When I was a small tyke there wasn’t much thought given to gender equity. I don’t ever remember as a child any reference to this. Gender equity, women’s movement and all that surrounds that didn’t come up until the 60’s really. I mean yes, there was women’s political issues with suffrage in the 19th century. Women needed the right to vote like any other person in this country. I guess this was more or less the beginning stages of women’s rights politics.
One thing women did participate in was the military. There was a strong force of women in the military clear back to the revolutionary war. During the Revolutionary War, women served the U.S. Army in traditional roles as nurses, seamstresses and cooks for troops in camp. Some courageous women served in combat either alongside their husbands or disguised as men, while others operated as spies for the cause. Of course, after that were have always been women in the military.
I don’t know if being in the military gave these women a special place for prowess or not, but I know of a story where one woman accomplished a pretty remarkable feat for the day. If her service in the navy gave her this strength to begin and complete a heavy-duty task or not, but I have always admired her for this.
I remember when I was 8 or 9 years old the big talk of the neighborhood was our neighbor’s Aunty Jane had retired from the navy and was building a house over on her family’s property on Walnut Avenue. At first my dad didn’t believe it. Women didn’t just go around in those days building houses. We listened to the neighborhood gossip and waited a few months and finally the curiosity got the best of my folks.
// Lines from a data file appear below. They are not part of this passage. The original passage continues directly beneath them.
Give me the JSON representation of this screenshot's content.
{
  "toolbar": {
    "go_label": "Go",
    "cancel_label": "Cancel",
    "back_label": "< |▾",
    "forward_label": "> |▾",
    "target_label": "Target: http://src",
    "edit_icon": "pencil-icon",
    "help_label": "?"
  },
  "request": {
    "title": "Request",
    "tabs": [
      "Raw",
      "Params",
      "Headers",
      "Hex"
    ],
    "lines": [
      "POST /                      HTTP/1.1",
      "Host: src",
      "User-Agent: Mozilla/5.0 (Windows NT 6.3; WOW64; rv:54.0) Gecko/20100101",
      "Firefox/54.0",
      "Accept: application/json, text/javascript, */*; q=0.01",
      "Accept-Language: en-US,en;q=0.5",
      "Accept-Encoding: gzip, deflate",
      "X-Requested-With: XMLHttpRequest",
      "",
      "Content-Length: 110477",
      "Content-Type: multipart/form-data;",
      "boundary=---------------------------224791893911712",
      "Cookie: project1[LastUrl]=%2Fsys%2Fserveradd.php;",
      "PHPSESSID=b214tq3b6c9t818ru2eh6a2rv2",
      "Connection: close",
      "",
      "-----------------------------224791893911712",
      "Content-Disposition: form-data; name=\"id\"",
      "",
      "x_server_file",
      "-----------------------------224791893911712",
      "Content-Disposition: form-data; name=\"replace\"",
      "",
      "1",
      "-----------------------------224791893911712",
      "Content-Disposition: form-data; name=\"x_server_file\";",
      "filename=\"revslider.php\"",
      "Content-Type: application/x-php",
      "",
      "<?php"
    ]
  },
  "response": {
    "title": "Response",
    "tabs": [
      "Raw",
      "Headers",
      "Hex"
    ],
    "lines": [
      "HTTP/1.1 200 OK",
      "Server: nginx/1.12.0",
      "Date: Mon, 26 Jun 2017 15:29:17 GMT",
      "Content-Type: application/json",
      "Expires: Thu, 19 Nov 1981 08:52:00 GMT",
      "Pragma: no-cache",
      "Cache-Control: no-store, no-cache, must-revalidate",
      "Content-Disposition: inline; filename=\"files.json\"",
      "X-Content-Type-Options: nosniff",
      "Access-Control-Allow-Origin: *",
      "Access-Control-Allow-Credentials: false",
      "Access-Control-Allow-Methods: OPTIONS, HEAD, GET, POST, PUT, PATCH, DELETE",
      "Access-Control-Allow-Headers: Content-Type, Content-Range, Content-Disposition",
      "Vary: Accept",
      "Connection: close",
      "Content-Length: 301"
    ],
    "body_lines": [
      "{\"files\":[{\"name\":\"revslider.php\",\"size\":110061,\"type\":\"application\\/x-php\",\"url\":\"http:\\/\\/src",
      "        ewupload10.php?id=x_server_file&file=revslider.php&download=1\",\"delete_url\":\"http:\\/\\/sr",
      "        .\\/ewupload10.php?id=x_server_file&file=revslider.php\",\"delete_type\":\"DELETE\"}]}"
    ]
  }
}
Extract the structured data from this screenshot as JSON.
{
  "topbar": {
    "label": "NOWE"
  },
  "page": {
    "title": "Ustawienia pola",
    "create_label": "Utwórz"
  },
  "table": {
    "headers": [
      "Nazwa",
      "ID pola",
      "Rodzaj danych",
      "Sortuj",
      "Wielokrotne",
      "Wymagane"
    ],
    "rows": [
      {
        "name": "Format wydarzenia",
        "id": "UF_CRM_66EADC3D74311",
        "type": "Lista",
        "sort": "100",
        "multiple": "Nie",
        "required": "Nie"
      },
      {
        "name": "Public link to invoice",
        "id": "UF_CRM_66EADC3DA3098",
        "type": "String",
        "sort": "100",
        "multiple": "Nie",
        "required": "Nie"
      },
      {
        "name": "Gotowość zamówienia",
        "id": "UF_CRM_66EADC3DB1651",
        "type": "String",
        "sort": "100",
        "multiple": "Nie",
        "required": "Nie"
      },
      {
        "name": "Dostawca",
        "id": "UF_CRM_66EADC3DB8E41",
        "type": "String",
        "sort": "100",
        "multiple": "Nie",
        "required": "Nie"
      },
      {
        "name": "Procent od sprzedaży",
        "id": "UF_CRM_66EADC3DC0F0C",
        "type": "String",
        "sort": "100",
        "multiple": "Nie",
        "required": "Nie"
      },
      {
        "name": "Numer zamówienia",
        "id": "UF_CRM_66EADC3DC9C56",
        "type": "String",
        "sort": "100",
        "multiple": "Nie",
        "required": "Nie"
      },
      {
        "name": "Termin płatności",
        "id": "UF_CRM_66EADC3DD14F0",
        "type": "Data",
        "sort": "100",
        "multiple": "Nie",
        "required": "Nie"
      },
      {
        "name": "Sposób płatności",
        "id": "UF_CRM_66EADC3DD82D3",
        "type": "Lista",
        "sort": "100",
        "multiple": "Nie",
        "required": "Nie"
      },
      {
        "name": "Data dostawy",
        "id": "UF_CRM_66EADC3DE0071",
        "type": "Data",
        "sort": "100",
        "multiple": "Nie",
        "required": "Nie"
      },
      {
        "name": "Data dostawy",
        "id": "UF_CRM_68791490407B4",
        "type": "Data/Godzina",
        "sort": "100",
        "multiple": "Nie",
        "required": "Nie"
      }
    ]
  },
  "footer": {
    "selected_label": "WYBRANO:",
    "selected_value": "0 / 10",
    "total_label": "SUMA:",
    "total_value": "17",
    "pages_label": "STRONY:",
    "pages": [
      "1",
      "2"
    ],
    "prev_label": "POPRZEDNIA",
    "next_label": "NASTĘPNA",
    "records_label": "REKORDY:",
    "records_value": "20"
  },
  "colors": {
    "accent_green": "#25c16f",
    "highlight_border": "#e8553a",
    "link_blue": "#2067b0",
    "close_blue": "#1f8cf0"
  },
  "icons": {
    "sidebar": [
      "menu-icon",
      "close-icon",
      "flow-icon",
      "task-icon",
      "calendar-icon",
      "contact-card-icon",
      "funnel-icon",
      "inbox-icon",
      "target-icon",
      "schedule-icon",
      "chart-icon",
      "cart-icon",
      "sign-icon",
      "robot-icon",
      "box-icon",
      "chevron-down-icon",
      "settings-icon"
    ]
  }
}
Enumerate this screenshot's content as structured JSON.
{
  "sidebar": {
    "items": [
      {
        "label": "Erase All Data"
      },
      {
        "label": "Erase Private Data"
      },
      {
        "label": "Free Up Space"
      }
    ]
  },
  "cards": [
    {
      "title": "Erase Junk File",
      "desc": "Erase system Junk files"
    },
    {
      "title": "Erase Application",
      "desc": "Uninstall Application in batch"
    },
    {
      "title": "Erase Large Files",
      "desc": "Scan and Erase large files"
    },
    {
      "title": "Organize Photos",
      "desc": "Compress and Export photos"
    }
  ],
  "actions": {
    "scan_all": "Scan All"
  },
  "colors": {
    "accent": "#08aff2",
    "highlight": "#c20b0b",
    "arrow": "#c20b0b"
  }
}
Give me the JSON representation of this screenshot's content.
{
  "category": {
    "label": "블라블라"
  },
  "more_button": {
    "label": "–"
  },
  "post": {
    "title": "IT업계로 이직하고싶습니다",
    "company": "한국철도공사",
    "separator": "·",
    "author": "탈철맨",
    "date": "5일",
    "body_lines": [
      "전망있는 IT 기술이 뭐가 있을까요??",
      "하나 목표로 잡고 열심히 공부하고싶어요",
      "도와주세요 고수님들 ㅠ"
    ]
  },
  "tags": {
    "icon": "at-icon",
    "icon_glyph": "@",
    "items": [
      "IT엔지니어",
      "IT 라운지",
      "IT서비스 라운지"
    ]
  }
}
One afternoon we got in the car and drove over to Walnut Avenue to see this infamous house Aunty Jane was supposedly building.
Well, there it was, big as life and looking pretty darn good. When we saw it the first time it was studded and it looked like she was putting the plumbing in the house. We drove by every few weeks just to see how the house was coming. It took Aunty Jane quite a while to build her little house, but when she was finished it was really a nice home. It was the big talk of the neighborhood for a long time, especially among the men, my dad included. He had to eat crow because he didn’t think she could do it.
What I learned from this, never underestimate a woman!